1935 2¢ Grand Canyon
Special Printing – Issued Imperforate without Gum
Issue Date: March 15, 1935
First City: Washington, DC
Quantity Issued: 2,746,640
Grand Canyon National Park Established
On February 26, 1919, Woodrow Wilson signed legislation establishing the Grand Canyon National Park.
The history of the Grand Canyon began up to two billion years ago when some of the oldest rock in the canyon was lifted to create a great mountain range nearly six miles high. Over millions of years, the land was raised, eroded and raised again several times. Then, about six million years ago, the Colorado River began carving through the rock, creating the vast canyon.
Beginning about 11,000 years ago and lasting until the end of the last ice age, the Paleo-Indians roamed the Grand Canyon area hunting large game. Over thousands of years, these people developed into the Archaic tribes. Some of the noted tribes to inhabit the canyon were the Hohokam, Mogollon, Anasazi, and Tusayan.
Some of the earliest Americans to enter the Grand Canyon region were trappers and mountain men led by Indian guides. Likely, one of the first to see the canyon was James Ohio Pattie, who reached the area in 1826 with a group of fur trappers and mountain men. In the coming years, more and more Americans returned from the West with tales of this awe-inspiring canyon, so the U.S. Department of War sent an expedition to the area. The goal was to study its natural resources, find railroad routes to the West Coast, and determine the possibility of creating an up-river navigation route from the Gulf of California. Joseph Ives led the two-month, 350-mile expedition. Putting aside his impressions of the canyon’s beauty, Ives reported that it and the surrounding area were “altogether valueless” and that his expedition would be “the last party of whites to visit this profitless locality.”
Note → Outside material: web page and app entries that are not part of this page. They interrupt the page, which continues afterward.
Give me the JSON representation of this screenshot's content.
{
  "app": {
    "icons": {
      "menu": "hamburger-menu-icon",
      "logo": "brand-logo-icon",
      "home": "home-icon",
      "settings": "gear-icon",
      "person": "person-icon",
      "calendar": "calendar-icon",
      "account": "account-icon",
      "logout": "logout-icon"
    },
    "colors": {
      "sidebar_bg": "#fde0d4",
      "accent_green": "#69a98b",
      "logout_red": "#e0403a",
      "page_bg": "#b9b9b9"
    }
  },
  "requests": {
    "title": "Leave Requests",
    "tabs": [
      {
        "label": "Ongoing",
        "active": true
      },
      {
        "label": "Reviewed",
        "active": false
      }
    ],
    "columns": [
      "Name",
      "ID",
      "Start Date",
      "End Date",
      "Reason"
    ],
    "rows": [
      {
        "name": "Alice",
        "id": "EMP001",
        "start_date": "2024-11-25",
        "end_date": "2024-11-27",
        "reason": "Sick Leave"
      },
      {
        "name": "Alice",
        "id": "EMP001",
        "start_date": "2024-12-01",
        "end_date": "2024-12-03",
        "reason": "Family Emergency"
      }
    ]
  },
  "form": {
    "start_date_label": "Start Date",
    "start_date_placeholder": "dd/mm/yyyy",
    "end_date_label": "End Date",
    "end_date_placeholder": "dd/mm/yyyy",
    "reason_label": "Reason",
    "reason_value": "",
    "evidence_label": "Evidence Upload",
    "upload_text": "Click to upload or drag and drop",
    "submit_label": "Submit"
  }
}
In the mid-1800s, valuable minerals were discovered in the canyon and its surrounding areas, leading thousands to come and stake their claim. The problem many did not initially realize was how difficult it would be to get their discoveries out of the canyon. Over time, many gave up and moved on, but others saw the real future in the canyon – tourism. One such person was John Hance, who became the canyon’s first settler. He promoted mining, built and improved trails, and opened a hotel. Around the same time, another settler named William Wallace Bass created more roads into the canyon and trails within it than any other pioneer of the area.
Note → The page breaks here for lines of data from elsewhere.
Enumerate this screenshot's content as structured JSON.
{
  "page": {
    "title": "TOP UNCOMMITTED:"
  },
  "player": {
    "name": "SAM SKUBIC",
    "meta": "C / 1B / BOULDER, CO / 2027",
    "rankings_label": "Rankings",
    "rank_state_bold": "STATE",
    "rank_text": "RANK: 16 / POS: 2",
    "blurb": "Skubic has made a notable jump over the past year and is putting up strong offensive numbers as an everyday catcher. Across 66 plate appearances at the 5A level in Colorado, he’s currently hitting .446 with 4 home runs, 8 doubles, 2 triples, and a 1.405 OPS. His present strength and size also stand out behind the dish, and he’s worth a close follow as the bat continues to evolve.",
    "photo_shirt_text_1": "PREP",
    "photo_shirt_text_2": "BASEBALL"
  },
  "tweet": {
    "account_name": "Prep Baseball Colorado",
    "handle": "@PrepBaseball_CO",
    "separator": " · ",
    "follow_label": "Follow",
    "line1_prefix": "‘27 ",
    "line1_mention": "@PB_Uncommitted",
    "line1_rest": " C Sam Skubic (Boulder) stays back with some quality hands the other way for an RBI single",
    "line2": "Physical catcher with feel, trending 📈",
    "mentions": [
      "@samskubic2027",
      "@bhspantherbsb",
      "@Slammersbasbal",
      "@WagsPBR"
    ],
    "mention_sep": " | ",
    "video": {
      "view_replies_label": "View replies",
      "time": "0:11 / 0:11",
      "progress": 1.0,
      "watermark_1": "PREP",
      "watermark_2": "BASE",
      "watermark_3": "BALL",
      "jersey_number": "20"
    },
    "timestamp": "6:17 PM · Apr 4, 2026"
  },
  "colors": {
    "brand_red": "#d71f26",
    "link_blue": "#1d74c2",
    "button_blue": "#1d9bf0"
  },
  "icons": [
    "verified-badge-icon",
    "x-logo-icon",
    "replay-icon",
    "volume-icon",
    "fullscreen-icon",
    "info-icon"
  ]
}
While some sought to profit from the canyon, others realized the need to protect it. Senator Benjamin Harrison was the first person to introduce legislation calling for the creation of Grand Canyon National Park. His 1882 bill failed and he tried again unsuccessfully in 1883 and 1886. It was not until after Harrison became President that he was able to provide some protection to the area. It was established as the Grand Canyon Forest Reserve in 1893, though some mining and logging was still allowed.
Theodore Roosevelt visited the Grand Canyon in 1903 and was in awe at its beauty. But it would be another three years before he made any progress to further protect it. Roosevelt took the first step in 1906 when he declared it the Grand Canyon Game Preserve, which reduced livestock grazing. He continued to fight for a national park, but was blocked by landowners and mining claim holders. Roosevelt made some progress in 1908 when he established the canyon and surrounding area – a total of more than 800,000 acres – as a national monument. Meanwhile, Arizona officials continued to promote the idea of a Grand Canyon National Park, but their bills were defeated several times between 1910 and 1911.
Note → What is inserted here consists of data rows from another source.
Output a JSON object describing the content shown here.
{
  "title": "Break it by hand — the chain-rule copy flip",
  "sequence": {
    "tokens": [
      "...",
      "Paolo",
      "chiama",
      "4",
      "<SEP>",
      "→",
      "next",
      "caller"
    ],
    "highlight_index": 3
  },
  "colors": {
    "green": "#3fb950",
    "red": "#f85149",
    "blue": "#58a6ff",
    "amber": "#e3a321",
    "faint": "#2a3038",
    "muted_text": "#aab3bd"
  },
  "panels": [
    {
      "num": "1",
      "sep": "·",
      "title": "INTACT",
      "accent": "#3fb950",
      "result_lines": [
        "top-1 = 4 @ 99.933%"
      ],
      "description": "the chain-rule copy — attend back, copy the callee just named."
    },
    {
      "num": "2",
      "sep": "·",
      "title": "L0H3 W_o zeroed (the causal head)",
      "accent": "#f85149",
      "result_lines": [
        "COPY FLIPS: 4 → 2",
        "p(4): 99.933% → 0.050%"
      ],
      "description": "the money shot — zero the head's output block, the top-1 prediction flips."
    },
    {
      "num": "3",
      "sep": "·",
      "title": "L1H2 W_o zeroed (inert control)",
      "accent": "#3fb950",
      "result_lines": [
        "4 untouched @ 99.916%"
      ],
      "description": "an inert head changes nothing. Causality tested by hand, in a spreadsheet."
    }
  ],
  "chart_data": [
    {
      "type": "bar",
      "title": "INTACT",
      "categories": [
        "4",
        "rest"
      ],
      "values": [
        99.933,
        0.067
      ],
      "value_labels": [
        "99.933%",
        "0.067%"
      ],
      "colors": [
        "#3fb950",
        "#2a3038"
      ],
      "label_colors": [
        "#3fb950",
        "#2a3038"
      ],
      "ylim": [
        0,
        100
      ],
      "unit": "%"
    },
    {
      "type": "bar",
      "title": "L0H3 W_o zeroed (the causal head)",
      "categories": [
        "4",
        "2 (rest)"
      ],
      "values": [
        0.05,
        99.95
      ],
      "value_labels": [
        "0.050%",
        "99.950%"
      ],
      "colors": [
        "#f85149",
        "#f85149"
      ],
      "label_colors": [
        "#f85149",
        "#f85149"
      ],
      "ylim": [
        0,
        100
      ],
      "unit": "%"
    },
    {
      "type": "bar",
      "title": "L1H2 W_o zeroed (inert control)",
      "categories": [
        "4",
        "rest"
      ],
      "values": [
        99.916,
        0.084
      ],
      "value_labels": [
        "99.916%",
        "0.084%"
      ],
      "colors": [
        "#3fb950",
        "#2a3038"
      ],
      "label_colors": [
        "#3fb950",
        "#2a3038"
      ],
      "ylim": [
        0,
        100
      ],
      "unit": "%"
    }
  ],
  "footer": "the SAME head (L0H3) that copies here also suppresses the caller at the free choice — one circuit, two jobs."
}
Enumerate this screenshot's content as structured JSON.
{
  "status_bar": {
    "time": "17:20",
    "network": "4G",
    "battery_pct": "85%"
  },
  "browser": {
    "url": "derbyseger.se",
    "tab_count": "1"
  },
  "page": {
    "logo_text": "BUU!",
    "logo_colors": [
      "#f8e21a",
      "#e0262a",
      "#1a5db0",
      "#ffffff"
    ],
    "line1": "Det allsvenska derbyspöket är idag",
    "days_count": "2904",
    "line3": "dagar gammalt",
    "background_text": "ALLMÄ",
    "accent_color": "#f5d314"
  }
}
In 1912, Arizona became America’s 48th state, and four years later the National Park Service was officially formed. Both of these events helped the process of establishing the Grand Canyon as a national park. Finally, on February 26, 1919, President Woodrow Wilson signed the legislation officially establishing the canyon as a national park. The timing was perfect, as it put an end to proposals to dam the Colorado River. It also forbid private development and granted the Fred Harvey Company the only rights to develop commercial businesses.